One of the more persistent myths of government campaign financing programs is that their purpose is to enhance First Amendment values. Justice Kagan made that claim on Monday when she said during the oral argument in the IJ/Goldwater challenge to
But government funding in any area never measures up to its proponents rosy predictions. Social Security, Medicare and Medicaid were supposed to provide retirement funds and medical care for a small segment of the population. All three are now gigantic bankrupt welfare programs that provide fewer and fewer benefits at a higher and higher cost. Government meddling in the housing industry certainly provided more homes, but, as the ensuing housing crash and depressed market have shown, it turned out they were homes that no one wanted. The list of government failures of this type is almost endless.
Why would we expect government campaign funding to be any different?
In fact, the purpose of state funding isn’t to increase speech at all, but to reduce it by limiting campaign spending. Proponents of

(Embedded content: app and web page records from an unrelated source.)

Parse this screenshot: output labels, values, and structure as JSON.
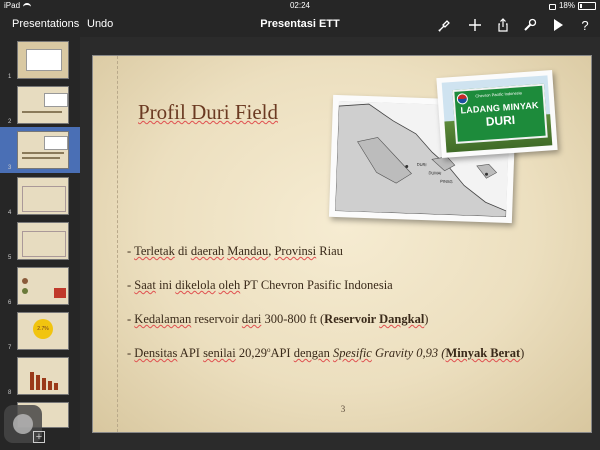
{
  "status_bar": {
    "device": "iPad",
    "time": "02:24",
    "battery": "18%",
    "battery_level": 0.18
  },
  "toolbar": {
    "presentations_label": "Presentations",
    "undo_label": "Undo",
    "title": "Presentasi ETT",
    "icons": [
      "brush-icon",
      "plus-icon",
      "share-icon",
      "wrench-icon",
      "play-icon",
      "help-icon"
    ],
    "help_glyph": "?"
  },
  "navigator": {
    "selected_index": 2,
    "slides": [
      {
        "number": "1"
      },
      {
        "number": "2"
      },
      {
        "number": "3"
      },
      {
        "number": "4"
      },
      {
        "number": "5"
      },
      {
        "number": "6"
      },
      {
        "number": "7"
      },
      {
        "number": "8"
      }
    ],
    "thumb_7_text": "2.7%",
    "add_glyph": "+"
  },
  "slide": {
    "title": "Profil Duri Field",
    "sign_header": "Chevron Pacific Indonesia",
    "sign_line1": "LADANG MINYAK",
    "sign_line2": "DURI",
    "map_labels": [
      "DURI",
      "DUMAI",
      "PINSG"
    ],
    "bullets": {
      "b1": {
        "dash": "- ",
        "w1": "Terletak",
        "t1": " di ",
        "w2": "daerah",
        "t2": " ",
        "w3": "Mandau",
        "t3": ", ",
        "w4": "Provinsi",
        "t4": " Riau"
      },
      "b2": {
        "dash": "- ",
        "w1": "Saat",
        "t1": " ini ",
        "w2": "dikelola",
        "t2": " ",
        "w3": "oleh",
        "t3": " PT Chevron Pasific Indonesia"
      },
      "b3": {
        "dash": "- ",
        "w1": "Kedalaman",
        "t1": " reservoir ",
        "w2": "dari",
        "t2": " 300-800 ft (",
        "bold1": "Reservoir ",
        "bold2": "Dangkal",
        "t3": ")"
      },
      "b4": {
        "dash": "- ",
        "w1": "Densitas",
        "t1": " API ",
        "w2": "senilai",
        "t2": " 20,29",
        "sup": "o",
        "t3": "API ",
        "w3": "dengan",
        "t4": " ",
        "w4": "Spesific",
        "t5": " Gravity 0,93 (",
        "bold1": "Minyak Berat",
        "t6": ")"
      }
    },
    "page_number": "3"
  },
  "colors": {
    "selection": "#4a6fb5",
    "title": "#6b3a22",
    "sign_green": "#1d8b3b"
  }
}
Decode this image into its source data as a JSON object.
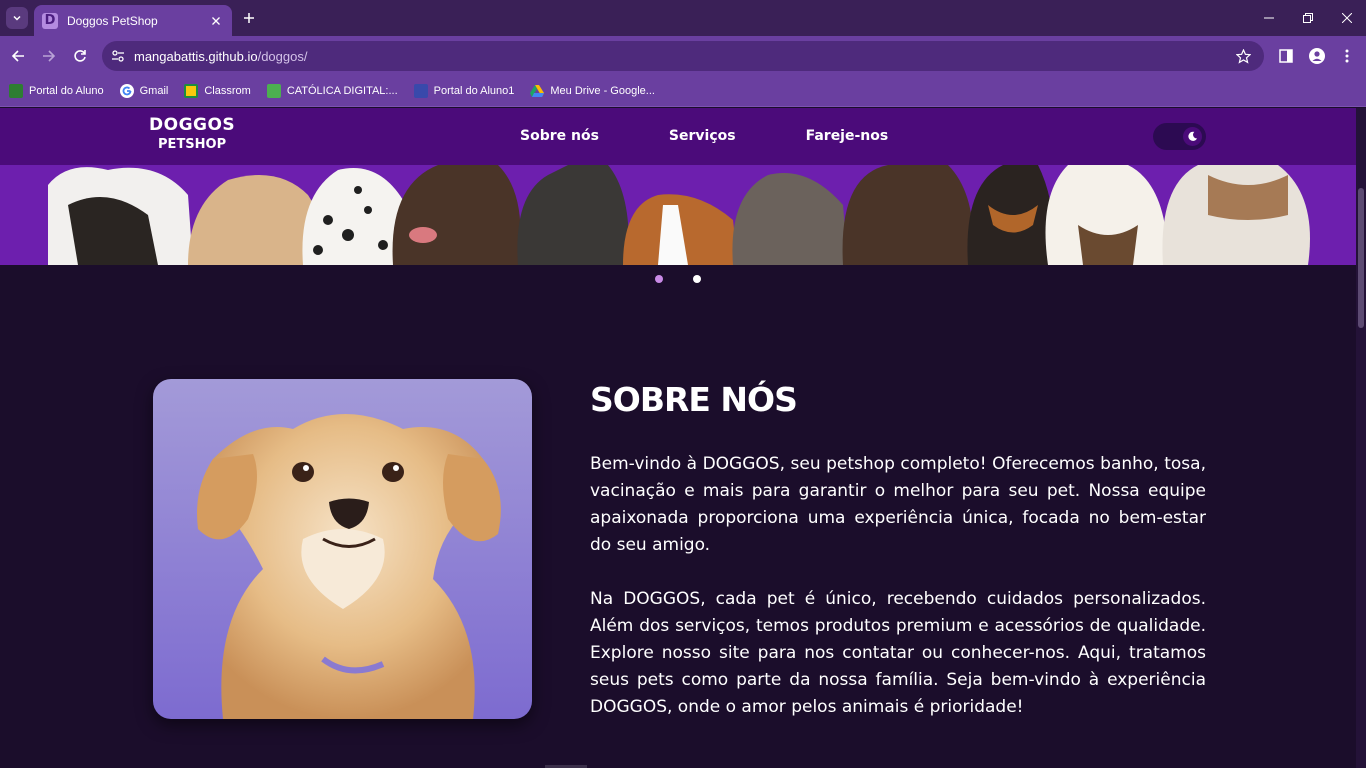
{
  "browser": {
    "tab_title": "Doggos PetShop",
    "tab_favicon_letter": "D",
    "url_domain": "mangabattis.github.io",
    "url_path": "/doggos/",
    "bookmarks": [
      {
        "label": "Portal do Aluno",
        "icon": "portal-icon",
        "color": "#2e7d32"
      },
      {
        "label": "Gmail",
        "icon": "google-icon",
        "color": "#ffffff"
      },
      {
        "label": "Classrom",
        "icon": "classroom-icon",
        "color": "#f9c80e"
      },
      {
        "label": "CATÓLICA DIGITAL:...",
        "icon": "catolica-icon",
        "color": "#4caf50"
      },
      {
        "label": "Portal do Aluno1",
        "icon": "portal-icon",
        "color": "#3949ab"
      },
      {
        "label": "Meu Drive - Google...",
        "icon": "drive-icon",
        "color": "#fbbc04"
      }
    ]
  },
  "site": {
    "logo_line1": "DOGGOS",
    "logo_line2": "PETSHOP",
    "nav": [
      "Sobre nós",
      "Serviços",
      "Fareje-nos"
    ],
    "theme_icon": "moon-icon",
    "carousel": {
      "slides": 2,
      "active_index": 0
    },
    "about": {
      "title": "SOBRE NÓS",
      "paragraph1": "Bem-vindo à DOGGOS, seu petshop completo! Oferecemos banho, tosa, vacinação e mais para garantir o melhor para seu pet. Nossa equipe apaixonada proporciona uma experiência única, focada no bem-estar do seu amigo.",
      "paragraph2": "Na DOGGOS, cada pet é único, recebendo cuidados personalizados. Além dos serviços, temos produtos premium e acessórios de qualidade. Explore nosso site para nos contatar ou conhecer-nos. Aqui, tratamos seus pets como parte da nossa família. Seja bem-vindo à experiência DOGGOS, onde o amor pelos animais é prioridade!"
    }
  },
  "colors": {
    "page_bg": "#1b0d2b",
    "header_bg": "#4b0b7a",
    "banner_bg": "#6d1fae",
    "dot_active": "#c98ae6",
    "dot_inactive": "#ffffff"
  }
}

GIVE AVERAGE CITIZENS MORE PRESENTATION! REDUCE AND LIMIT CAMPAIGN SPENDING! STOP THE ENDLESS MONEY CHASE! STOP SPECIAL INTEREST MONEY! LEVEL THE PLAYING FIELD!
The structure of the law leaves no doubt about its purpose. In exchange for state money to run their elections, candidates may not accept private funds and must limit their spending to the amount of the grants the state provides. Less spending necessarily means less speech during the election. How exactly does that serve First Amendment “values”?
And not just anyone can receive state funds. If they could, every crackpot with an axe to grind would run for office on the government’s dime. So the law requires candidates to qualify by raising a sufficient number of $5 contributions—4410 for governor, 2755 for attorney general and so on. Most “average citizens” are not going to convince thousands of people to give them $5 to run for public office. In fact, the type of person who is likely to do that is the same type who would run without public financing. That has often been the case in
Under state-funded campaigns, the main difference from what we have now is that candidates have less reason to meet with supporters, who previously funded their campaigns, and will definitely have to limit their spending and thus the speech their campaigns produce.
As my colleague